The internal monologue speaks. It says things like ‘you should, you should not’ and ‘you could, or you could not’. But it’s all irrelevant because in the end it simply decides ‘this is going to hurt’.

In one hot summer, in one hot toilet cubicle, underneath one hot, 90% polyester and only 10% cotton uniform, the itching of some 400 cuts was unbearable. I wanted to see if it was safe to remove the sweater, to at least reduce some discomfort-but the blood had leaked through the shirt beneath, white turned red from one particular injury. In truth, I was beginning to worry slightly about it. I undid the top few buttons, rearranged the razor stuck down the side of my bra for storage, did them up again. We never had actual pockets, so the alternative was to hide various contraband down the top half of our underwear, between the padding and the skin, and sometimes the elasticity of the underwire made it particularly easy to hold safe gum, phones, drugs, cigarettes, lighters and-in some cases-the blades from pencil sharpeners or old razors. A trick no one was ever taught but everybody knew, nonetheless.

It has taken years to explain, words unraveled end to end and still failing to articulate, in full, the ‘point’ of self harm. And yet ultimately, there is only one justification: It is not because we want to hurt, it is because we already hurt.
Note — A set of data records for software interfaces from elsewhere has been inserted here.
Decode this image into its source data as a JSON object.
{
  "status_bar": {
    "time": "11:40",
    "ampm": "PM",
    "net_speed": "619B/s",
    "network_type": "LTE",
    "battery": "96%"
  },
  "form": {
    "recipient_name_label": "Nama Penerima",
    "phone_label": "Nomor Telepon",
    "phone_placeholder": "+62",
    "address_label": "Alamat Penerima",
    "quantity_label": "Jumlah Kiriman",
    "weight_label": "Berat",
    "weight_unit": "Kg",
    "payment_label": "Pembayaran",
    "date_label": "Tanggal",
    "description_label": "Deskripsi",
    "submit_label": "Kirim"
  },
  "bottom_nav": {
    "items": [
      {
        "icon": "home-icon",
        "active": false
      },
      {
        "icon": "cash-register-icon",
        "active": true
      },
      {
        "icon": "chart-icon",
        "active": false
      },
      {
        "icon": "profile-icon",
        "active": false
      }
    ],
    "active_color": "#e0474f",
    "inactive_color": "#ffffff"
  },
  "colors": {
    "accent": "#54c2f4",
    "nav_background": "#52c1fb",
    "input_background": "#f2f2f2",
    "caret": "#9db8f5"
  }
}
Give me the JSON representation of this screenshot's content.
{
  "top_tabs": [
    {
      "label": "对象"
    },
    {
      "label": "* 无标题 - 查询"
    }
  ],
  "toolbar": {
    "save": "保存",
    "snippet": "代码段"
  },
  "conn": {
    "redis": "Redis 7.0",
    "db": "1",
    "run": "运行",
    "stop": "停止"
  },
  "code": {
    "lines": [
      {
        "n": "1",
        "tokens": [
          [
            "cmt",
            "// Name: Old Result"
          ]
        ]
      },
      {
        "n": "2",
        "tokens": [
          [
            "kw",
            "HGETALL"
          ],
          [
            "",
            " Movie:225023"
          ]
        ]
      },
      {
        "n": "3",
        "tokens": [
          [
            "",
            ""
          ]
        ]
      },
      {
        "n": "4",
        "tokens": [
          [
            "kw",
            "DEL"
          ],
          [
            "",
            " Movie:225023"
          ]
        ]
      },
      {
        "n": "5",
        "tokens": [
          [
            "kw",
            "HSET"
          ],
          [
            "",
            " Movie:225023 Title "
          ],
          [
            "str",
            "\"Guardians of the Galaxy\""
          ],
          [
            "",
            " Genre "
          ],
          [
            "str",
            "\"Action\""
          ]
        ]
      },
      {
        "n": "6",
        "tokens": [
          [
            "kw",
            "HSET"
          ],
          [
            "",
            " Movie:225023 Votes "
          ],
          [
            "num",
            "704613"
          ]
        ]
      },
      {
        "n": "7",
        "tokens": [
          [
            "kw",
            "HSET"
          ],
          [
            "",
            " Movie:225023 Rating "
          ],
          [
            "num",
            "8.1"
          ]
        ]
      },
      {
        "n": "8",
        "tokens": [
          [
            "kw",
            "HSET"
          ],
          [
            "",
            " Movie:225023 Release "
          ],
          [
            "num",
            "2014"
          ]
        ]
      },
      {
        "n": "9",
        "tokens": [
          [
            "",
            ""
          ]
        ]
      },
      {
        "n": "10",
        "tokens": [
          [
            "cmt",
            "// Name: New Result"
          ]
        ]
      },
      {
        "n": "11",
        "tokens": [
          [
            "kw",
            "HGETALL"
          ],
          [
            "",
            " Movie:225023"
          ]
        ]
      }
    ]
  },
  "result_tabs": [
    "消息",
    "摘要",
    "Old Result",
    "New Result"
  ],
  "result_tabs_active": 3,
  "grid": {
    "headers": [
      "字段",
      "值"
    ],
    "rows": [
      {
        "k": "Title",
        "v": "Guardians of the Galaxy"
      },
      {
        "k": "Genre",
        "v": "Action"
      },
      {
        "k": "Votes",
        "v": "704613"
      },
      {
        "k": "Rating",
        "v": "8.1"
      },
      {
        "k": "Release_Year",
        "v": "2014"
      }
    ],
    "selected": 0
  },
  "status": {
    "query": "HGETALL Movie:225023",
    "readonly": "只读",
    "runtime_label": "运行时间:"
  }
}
And one day, there may be someone out there depending on you to understand.  It is easy to assume, from the sideline, that those who cut with razors or burn with lighters are somehow sadists with an insatiable desire for the morbid, the violent, the downright grim. How could those who have never experienced anything similar, either first-hand or second-hand, begin to understand something that seems so counter-intuitive, so pointless and self destructive? The vast amount of people, from friends to supposedly ‘qualified’ therapists have stated ‘I just don’t see what it is that you’re trying to achieve’ and ‘it’s not exactly a logical solution’. Whilst it is all well and good to bring concepts of practicality and rational thought into questioning, they forget one major detail: mental illness is neither practical nor rational.

We hurt ourselves because we are ill.
Because the physical pain is more manageable, although somewhat more immediate, than the mental.
Because we believe we are bad.
Because we have bad thoughts.
Because we believe we have made bad choices and we need punishing.
Because we want to feel something, anything, to know that we are here on Earth, we are real, and we are grounded in our surroundings.
Because self harm is a better alternative to suicide and we are trying to hold onto life, despite the fact we may not want to.
Because, fundamentally, it is addictive-both neurochemically and as a trusted habit to rely upon.
But it is not because we are dangerous, weak, manipulative or ‘seeking attention’ (but if we are that desperate to use it as a cry for help, listen to it).

How deep, how ‘serious’ wounds appear to be from a spectator’s point of view is irrelevant. Minor abrasions can be carried out when someone is on the verge of taking their own life. Equally, those requiring hospital visits can be as a result of relapses, where judgement has been forgotten and blades have been sharper than expected. I have experienced both, but I can assure you that the driving cause behind some of the ‘insignificant’ cuts was far more overpowering than the deeper, more ‘dramatic’ incidents.  With self harm, there is no ‘half pain’, no ‘easier’ moment of cutting compared to another. Hell is hell; if you’re in it, how far you’re in is irrelevant.

These things are the things I wish people had known so I didn’t have to walk the road alone. Not to fix, not to solve, not to be the ‘answer’ or the solution. Just to know, just to get it whilst walking by my side. It is not about asking someone to make the rain stop falling: it is about having a warm and dry place to shelter, occasionally. To say ‘I am stood here with you and I know’. I know you are hurt, I know you don’t want to hurt, I will be here until the storm passes. I can’t fix you but I can be here while you fix yourself. 

These are the words we all need to hear at some point throughout our lives. Know that just because we hurt on the outside as well, we are not to be feared or avoided. It is difficult to say the wrong thing when, often, you really can’t make us feel any worse. As long as you don’t judge or belittle us, we’ll appreciate the fact that you’re just there.

We don’t need you to slay our demons: just hold our hand whilst we resist them.